*** Source material Section Begins ***

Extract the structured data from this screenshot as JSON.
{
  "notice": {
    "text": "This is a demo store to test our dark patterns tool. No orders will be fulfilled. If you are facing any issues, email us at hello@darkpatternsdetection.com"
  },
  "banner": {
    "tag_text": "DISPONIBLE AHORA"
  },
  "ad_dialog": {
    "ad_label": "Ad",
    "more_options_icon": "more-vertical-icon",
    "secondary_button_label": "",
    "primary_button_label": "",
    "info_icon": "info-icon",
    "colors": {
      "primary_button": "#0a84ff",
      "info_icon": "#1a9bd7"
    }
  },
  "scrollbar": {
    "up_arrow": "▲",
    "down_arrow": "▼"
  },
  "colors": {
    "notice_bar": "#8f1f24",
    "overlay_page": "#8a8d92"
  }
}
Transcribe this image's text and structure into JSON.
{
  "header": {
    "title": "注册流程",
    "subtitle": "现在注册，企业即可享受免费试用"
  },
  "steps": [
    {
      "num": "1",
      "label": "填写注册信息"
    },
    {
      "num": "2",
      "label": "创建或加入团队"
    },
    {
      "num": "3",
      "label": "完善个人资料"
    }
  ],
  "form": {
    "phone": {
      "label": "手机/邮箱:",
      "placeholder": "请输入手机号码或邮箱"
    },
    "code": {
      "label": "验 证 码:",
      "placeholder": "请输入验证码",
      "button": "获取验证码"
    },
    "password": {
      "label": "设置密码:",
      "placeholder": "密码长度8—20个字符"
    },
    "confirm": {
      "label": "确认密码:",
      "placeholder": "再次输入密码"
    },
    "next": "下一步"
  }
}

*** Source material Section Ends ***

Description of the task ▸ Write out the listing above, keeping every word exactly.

Solution to this problem ▸
Extract the structured data from this screenshot as JSON.
{
  "notice": {
    "text": "This is a demo store to test our dark patterns tool. No orders will be fulfilled. If you are facing any issues, email us at hello@darkpatternsdetection.com"
  },
  "banner": {
    "tag_text": "DISPONIBLE AHORA"
  },
  "ad_dialog": {
    "ad_label": "Ad",
    "more_options_icon": "more-vertical-icon",
    "secondary_button_label": "",
    "primary_button_label": "",
    "info_icon": "info-icon",
    "colors": {
      "primary_button": "#0a84ff",
      "info_icon": "#1a9bd7"
    }
  },
  "scrollbar": {
    "up_arrow": "▲",
    "down_arrow": "▼"
  },
  "colors": {
    "notice_bar": "#8f1f24",
    "overlay_page": "#8a8d92"
  }
}
Transcribe this image's text and structure into JSON.
{
  "header": {
    "title": "注册流程",
    "subtitle": "现在注册，企业即可享受免费试用"
  },
  "steps": [
    {
      "num": "1",
      "label": "填写注册信息"
    },
    {
      "num": "2",
      "label": "创建或加入团队"
    },
    {
      "num": "3",
      "label": "完善个人资料"
    }
  ],
  "form": {
    "phone": {
      "label": "手机/邮箱:",
      "placeholder": "请输入手机号码或邮箱"
    },
    "code": {
      "label": "验 证 码:",
      "placeholder": "请输入验证码",
      "button": "获取验证码"
    },
    "password": {
      "label": "设置密码:",
      "placeholder": "密码长度8—20个字符"
    },
    "confirm": {
      "label": "确认密码:",
      "placeholder": "再次输入密码"
    },
    "next": "下一步"
  }
}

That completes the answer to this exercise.